Content starts
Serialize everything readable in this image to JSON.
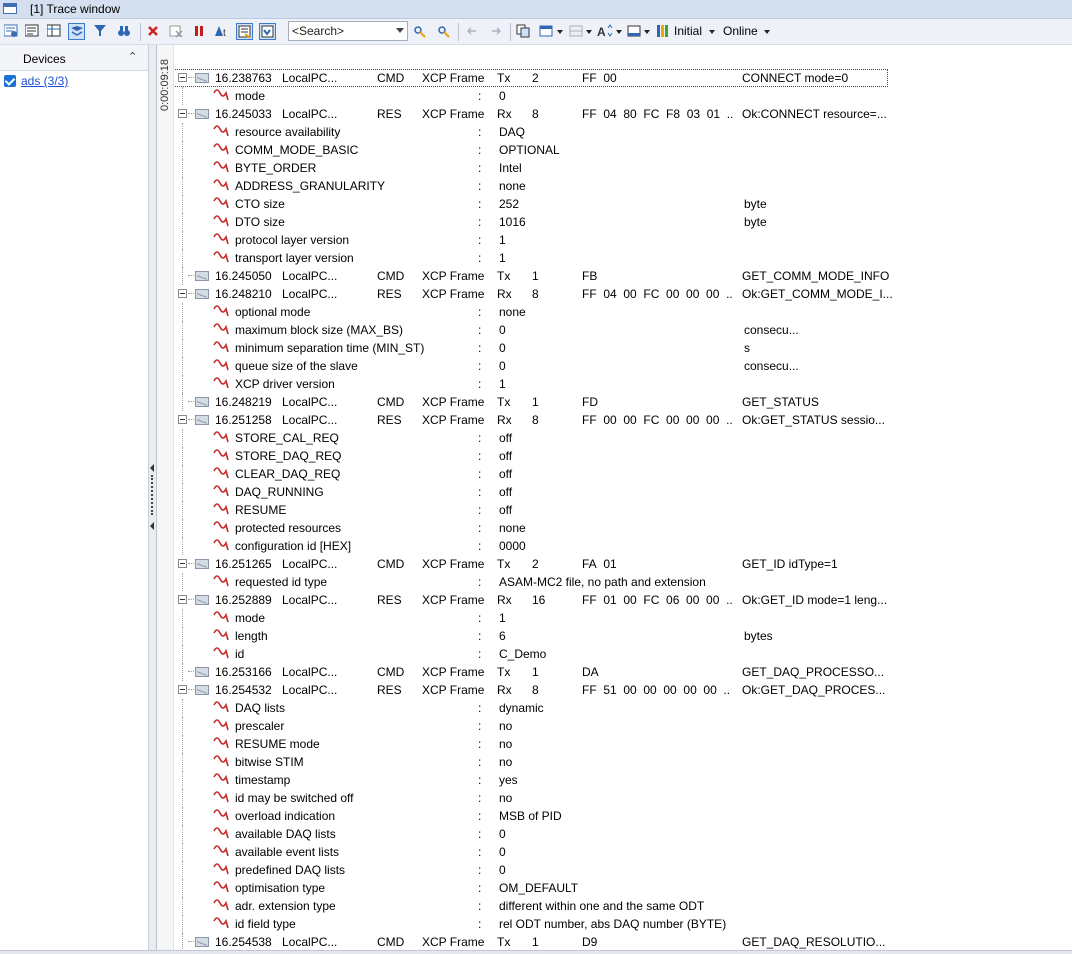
{
  "window": {
    "title": "[1] Trace window"
  },
  "toolbar": {
    "search_placeholder": "<Search>",
    "initial_label": "Initial",
    "online_label": "Online"
  },
  "left_panel": {
    "header": "Devices",
    "device": "ads (3/3)"
  },
  "time_marker": "0:00:09:18",
  "trace": {
    "rows": [
      {
        "kind": "frame",
        "time": "16.238763",
        "source": "LocalPC...",
        "type": "CMD",
        "frame": "XCP Frame",
        "dir": "Tx",
        "dlc": "2",
        "data": "FF  00",
        "comment": "CONNECT mode=0",
        "expanded": true
      },
      {
        "kind": "signal",
        "name": "mode",
        "value": "0"
      },
      {
        "kind": "frame",
        "time": "16.245033",
        "source": "LocalPC...",
        "type": "RES",
        "frame": "XCP Frame",
        "dir": "Rx",
        "dlc": "8",
        "data": "FF  04  80  FC  F8  03  01  ..",
        "comment": "Ok:CONNECT resource=...",
        "expanded": true
      },
      {
        "kind": "signal",
        "name": "resource availability",
        "value": "DAQ"
      },
      {
        "kind": "signal",
        "name": "COMM_MODE_BASIC",
        "value": "OPTIONAL"
      },
      {
        "kind": "signal",
        "name": "BYTE_ORDER",
        "value": "Intel"
      },
      {
        "kind": "signal",
        "name": "ADDRESS_GRANULARITY",
        "value": "none"
      },
      {
        "kind": "signal",
        "name": "CTO size",
        "value": "252",
        "unit": "byte"
      },
      {
        "kind": "signal",
        "name": "DTO size",
        "value": "1016",
        "unit": "byte"
      },
      {
        "kind": "signal",
        "name": "protocol layer version",
        "value": "1"
      },
      {
        "kind": "signal",
        "name": "transport layer version",
        "value": "1"
      },
      {
        "kind": "frame",
        "time": "16.245050",
        "source": "LocalPC...",
        "type": "CMD",
        "frame": "XCP Frame",
        "dir": "Tx",
        "dlc": "1",
        "data": "FB",
        "comment": "GET_COMM_MODE_INFO",
        "expanded": false
      },
      {
        "kind": "frame",
        "time": "16.248210",
        "source": "LocalPC...",
        "type": "RES",
        "frame": "XCP Frame",
        "dir": "Rx",
        "dlc": "8",
        "data": "FF  04  00  FC  00  00  00  ..",
        "comment": "Ok:GET_COMM_MODE_I...",
        "expanded": true
      },
      {
        "kind": "signal",
        "name": "optional mode",
        "value": "none"
      },
      {
        "kind": "signal",
        "name": "maximum block size (MAX_BS)",
        "value": "0",
        "unit": "consecu..."
      },
      {
        "kind": "signal",
        "name": "minimum separation time (MIN_ST)",
        "value": "0",
        "unit": "s"
      },
      {
        "kind": "signal",
        "name": "queue size of the slave",
        "value": "0",
        "unit": "consecu..."
      },
      {
        "kind": "signal",
        "name": "XCP driver version",
        "value": "1"
      },
      {
        "kind": "frame",
        "time": "16.248219",
        "source": "LocalPC...",
        "type": "CMD",
        "frame": "XCP Frame",
        "dir": "Tx",
        "dlc": "1",
        "data": "FD",
        "comment": "GET_STATUS",
        "expanded": false
      },
      {
        "kind": "frame",
        "time": "16.251258",
        "source": "LocalPC...",
        "type": "RES",
        "frame": "XCP Frame",
        "dir": "Rx",
        "dlc": "8",
        "data": "FF  00  00  FC  00  00  00  ..",
        "comment": "Ok:GET_STATUS sessio...",
        "expanded": true
      },
      {
        "kind": "signal",
        "name": "STORE_CAL_REQ",
        "value": "off"
      },
      {
        "kind": "signal",
        "name": "STORE_DAQ_REQ",
        "value": "off"
      },
      {
        "kind": "signal",
        "name": "CLEAR_DAQ_REQ",
        "value": "off"
      },
      {
        "kind": "signal",
        "name": "DAQ_RUNNING",
        "value": "off"
      },
      {
        "kind": "signal",
        "name": "RESUME",
        "value": "off"
      },
      {
        "kind": "signal",
        "name": "protected resources",
        "value": "none"
      },
      {
        "kind": "signal",
        "name": "configuration id [HEX]",
        "value": "0000"
      },
      {
        "kind": "frame",
        "time": "16.251265",
        "source": "LocalPC...",
        "type": "CMD",
        "frame": "XCP Frame",
        "dir": "Tx",
        "dlc": "2",
        "data": "FA  01",
        "comment": "GET_ID idType=1",
        "expanded": true
      },
      {
        "kind": "signal",
        "name": "requested id type",
        "value": "ASAM-MC2 file, no path and extension"
      },
      {
        "kind": "frame",
        "time": "16.252889",
        "source": "LocalPC...",
        "type": "RES",
        "frame": "XCP Frame",
        "dir": "Rx",
        "dlc": "16",
        "data": "FF  01  00  FC  06  00  00  ..",
        "comment": "Ok:GET_ID mode=1 leng...",
        "expanded": true
      },
      {
        "kind": "signal",
        "name": "mode",
        "value": "1"
      },
      {
        "kind": "signal",
        "name": "length",
        "value": "6",
        "unit": "bytes"
      },
      {
        "kind": "signal",
        "name": "id",
        "value": "C_Demo"
      },
      {
        "kind": "frame",
        "time": "16.253166",
        "source": "LocalPC...",
        "type": "CMD",
        "frame": "XCP Frame",
        "dir": "Tx",
        "dlc": "1",
        "data": "DA",
        "comment": "GET_DAQ_PROCESSO...",
        "expanded": false
      },
      {
        "kind": "frame",
        "time": "16.254532",
        "source": "LocalPC...",
        "type": "RES",
        "frame": "XCP Frame",
        "dir": "Rx",
        "dlc": "8",
        "data": "FF  51  00  00  00  00  00  ..",
        "comment": "Ok:GET_DAQ_PROCES...",
        "expanded": true
      },
      {
        "kind": "signal",
        "name": "DAQ lists",
        "value": "dynamic"
      },
      {
        "kind": "signal",
        "name": "prescaler",
        "value": "no"
      },
      {
        "kind": "signal",
        "name": "RESUME mode",
        "value": "no"
      },
      {
        "kind": "signal",
        "name": "bitwise STIM",
        "value": "no"
      },
      {
        "kind": "signal",
        "name": "timestamp",
        "value": "yes"
      },
      {
        "kind": "signal",
        "name": "id may be switched off",
        "value": "no"
      },
      {
        "kind": "signal",
        "name": "overload indication",
        "value": "MSB of PID"
      },
      {
        "kind": "signal",
        "name": "available DAQ lists",
        "value": "0"
      },
      {
        "kind": "signal",
        "name": "available event lists",
        "value": "0"
      },
      {
        "kind": "signal",
        "name": "predefined DAQ lists",
        "value": "0"
      },
      {
        "kind": "signal",
        "name": "optimisation type",
        "value": "OM_DEFAULT"
      },
      {
        "kind": "signal",
        "name": "adr. extension type",
        "value": "different within one and the same ODT"
      },
      {
        "kind": "signal",
        "name": "id field type",
        "value": "rel ODT number, abs DAQ number (BYTE)"
      },
      {
        "kind": "frame",
        "time": "16.254538",
        "source": "LocalPC...",
        "type": "CMD",
        "frame": "XCP Frame",
        "dir": "Tx",
        "dlc": "1",
        "data": "D9",
        "comment": "GET_DAQ_RESOLUTIO...",
        "expanded": false
      }
    ]
  }
}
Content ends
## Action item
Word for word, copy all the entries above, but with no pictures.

## Result of the task
Serialize everything readable in this image to JSON.
{
  "window": {
    "title": "[1] Trace window"
  },
  "toolbar": {
    "search_placeholder": "<Search>",
    "initial_label": "Initial",
    "online_label": "Online"
  },
  "left_panel": {
    "header": "Devices",
    "device": "ads (3/3)"
  },
  "time_marker": "0:00:09:18",
  "trace": {
    "rows": [
      {
        "kind": "frame",
        "time": "16.238763",
        "source": "LocalPC...",
        "type": "CMD",
        "frame": "XCP Frame",
        "dir": "Tx",
        "dlc": "2",
        "data": "FF  00",
        "comment": "CONNECT mode=0",
        "expanded": true
      },
      {
        "kind": "signal",
        "name": "mode",
        "value": "0"
      },
      {
        "kind": "frame",
        "time": "16.245033",
        "source": "LocalPC...",
        "type": "RES",
        "frame": "XCP Frame",
        "dir": "Rx",
        "dlc": "8",
        "data": "FF  04  80  FC  F8  03  01  ..",
        "comment": "Ok:CONNECT resource=...",
        "expanded": true
      },
      {
        "kind": "signal",
        "name": "resource availability",
        "value": "DAQ"
      },
      {
        "kind": "signal",
        "name": "COMM_MODE_BASIC",
        "value": "OPTIONAL"
      },
      {
        "kind": "signal",
        "name": "BYTE_ORDER",
        "value": "Intel"
      },
      {
        "kind": "signal",
        "name": "ADDRESS_GRANULARITY",
        "value": "none"
      },
      {
        "kind": "signal",
        "name": "CTO size",
        "value": "252",
        "unit": "byte"
      },
      {
        "kind": "signal",
        "name": "DTO size",
        "value": "1016",
        "unit": "byte"
      },
      {
        "kind": "signal",
        "name": "protocol layer version",
        "value": "1"
      },
      {
        "kind": "signal",
        "name": "transport layer version",
        "value": "1"
      },
      {
        "kind": "frame",
        "time": "16.245050",
        "source": "LocalPC...",
        "type": "CMD",
        "frame": "XCP Frame",
        "dir": "Tx",
        "dlc": "1",
        "data": "FB",
        "comment": "GET_COMM_MODE_INFO",
        "expanded": false
      },
      {
        "kind": "frame",
        "time": "16.248210",
        "source": "LocalPC...",
        "type": "RES",
        "frame": "XCP Frame",
        "dir": "Rx",
        "dlc": "8",
        "data": "FF  04  00  FC  00  00  00  ..",
        "comment": "Ok:GET_COMM_MODE_I...",
        "expanded": true
      },
      {
        "kind": "signal",
        "name": "optional mode",
        "value": "none"
      },
      {
        "kind": "signal",
        "name": "maximum block size (MAX_BS)",
        "value": "0",
        "unit": "consecu..."
      },
      {
        "kind": "signal",
        "name": "minimum separation time (MIN_ST)",
        "value": "0",
        "unit": "s"
      },
      {
        "kind": "signal",
        "name": "queue size of the slave",
        "value": "0",
        "unit": "consecu..."
      },
      {
        "kind": "signal",
        "name": "XCP driver version",
        "value": "1"
      },
      {
        "kind": "frame",
        "time": "16.248219",
        "source": "LocalPC...",
        "type": "CMD",
        "frame": "XCP Frame",
        "dir": "Tx",
        "dlc": "1",
        "data": "FD",
        "comment": "GET_STATUS",
        "expanded": false
      },
      {
        "kind": "frame",
        "time": "16.251258",
        "source": "LocalPC...",
        "type": "RES",
        "frame": "XCP Frame",
        "dir": "Rx",
        "dlc": "8",
        "data": "FF  00  00  FC  00  00  00  ..",
        "comment": "Ok:GET_STATUS sessio...",
        "expanded": true
      },
      {
        "kind": "signal",
        "name": "STORE_CAL_REQ",
        "value": "off"
      },
      {
        "kind": "signal",
        "name": "STORE_DAQ_REQ",
        "value": "off"
      },
      {
        "kind": "signal",
        "name": "CLEAR_DAQ_REQ",
        "value": "off"
      },
      {
        "kind": "signal",
        "name": "DAQ_RUNNING",
        "value": "off"
      },
      {
        "kind": "signal",
        "name": "RESUME",
        "value": "off"
      },
      {
        "kind": "signal",
        "name": "protected resources",
        "value": "none"
      },
      {
        "kind": "signal",
        "name": "configuration id [HEX]",
        "value": "0000"
      },
      {
        "kind": "frame",
        "time": "16.251265",
        "source": "LocalPC...",
        "type": "CMD",
        "frame": "XCP Frame",
        "dir": "Tx",
        "dlc": "2",
        "data": "FA  01",
        "comment": "GET_ID idType=1",
        "expanded": true
      },
      {
        "kind": "signal",
        "name": "requested id type",
        "value": "ASAM-MC2 file, no path and extension"
      },
      {
        "kind": "frame",
        "time": "16.252889",
        "source": "LocalPC...",
        "type": "RES",
        "frame": "XCP Frame",
        "dir": "Rx",
        "dlc": "16",
        "data": "FF  01  00  FC  06  00  00  ..",
        "comment": "Ok:GET_ID mode=1 leng...",
        "expanded": true
      },
      {
        "kind": "signal",
        "name": "mode",
        "value": "1"
      },
      {
        "kind": "signal",
        "name": "length",
        "value": "6",
        "unit": "bytes"
      },
      {
        "kind": "signal",
        "name": "id",
        "value": "C_Demo"
      },
      {
        "kind": "frame",
        "time": "16.253166",
        "source": "LocalPC...",
        "type": "CMD",
        "frame": "XCP Frame",
        "dir": "Tx",
        "dlc": "1",
        "data": "DA",
        "comment": "GET_DAQ_PROCESSO...",
        "expanded": false
      },
      {
        "kind": "frame",
        "time": "16.254532",
        "source": "LocalPC...",
        "type": "RES",
        "frame": "XCP Frame",
        "dir": "Rx",
        "dlc": "8",
        "data": "FF  51  00  00  00  00  00  ..",
        "comment": "Ok:GET_DAQ_PROCES...",
        "expanded": true
      },
      {
        "kind": "signal",
        "name": "DAQ lists",
        "value": "dynamic"
      },
      {
        "kind": "signal",
        "name": "prescaler",
        "value": "no"
      },
      {
        "kind": "signal",
        "name": "RESUME mode",
        "value": "no"
      },
      {
        "kind": "signal",
        "name": "bitwise STIM",
        "value": "no"
      },
      {
        "kind": "signal",
        "name": "timestamp",
        "value": "yes"
      },
      {
        "kind": "signal",
        "name": "id may be switched off",
        "value": "no"
      },
      {
        "kind": "signal",
        "name": "overload indication",
        "value": "MSB of PID"
      },
      {
        "kind": "signal",
        "name": "available DAQ lists",
        "value": "0"
      },
      {
        "kind": "signal",
        "name": "available event lists",
        "value": "0"
      },
      {
        "kind": "signal",
        "name": "predefined DAQ lists",
        "value": "0"
      },
      {
        "kind": "signal",
        "name": "optimisation type",
        "value": "OM_DEFAULT"
      },
      {
        "kind": "signal",
        "name": "adr. extension type",
        "value": "different within one and the same ODT"
      },
      {
        "kind": "signal",
        "name": "id field type",
        "value": "rel ODT number, abs DAQ number (BYTE)"
      },
      {
        "kind": "frame",
        "time": "16.254538",
        "source": "LocalPC...",
        "type": "CMD",
        "frame": "XCP Frame",
        "dir": "Tx",
        "dlc": "1",
        "data": "D9",
        "comment": "GET_DAQ_RESOLUTIO...",
        "expanded": false
      }
    ]
  }
}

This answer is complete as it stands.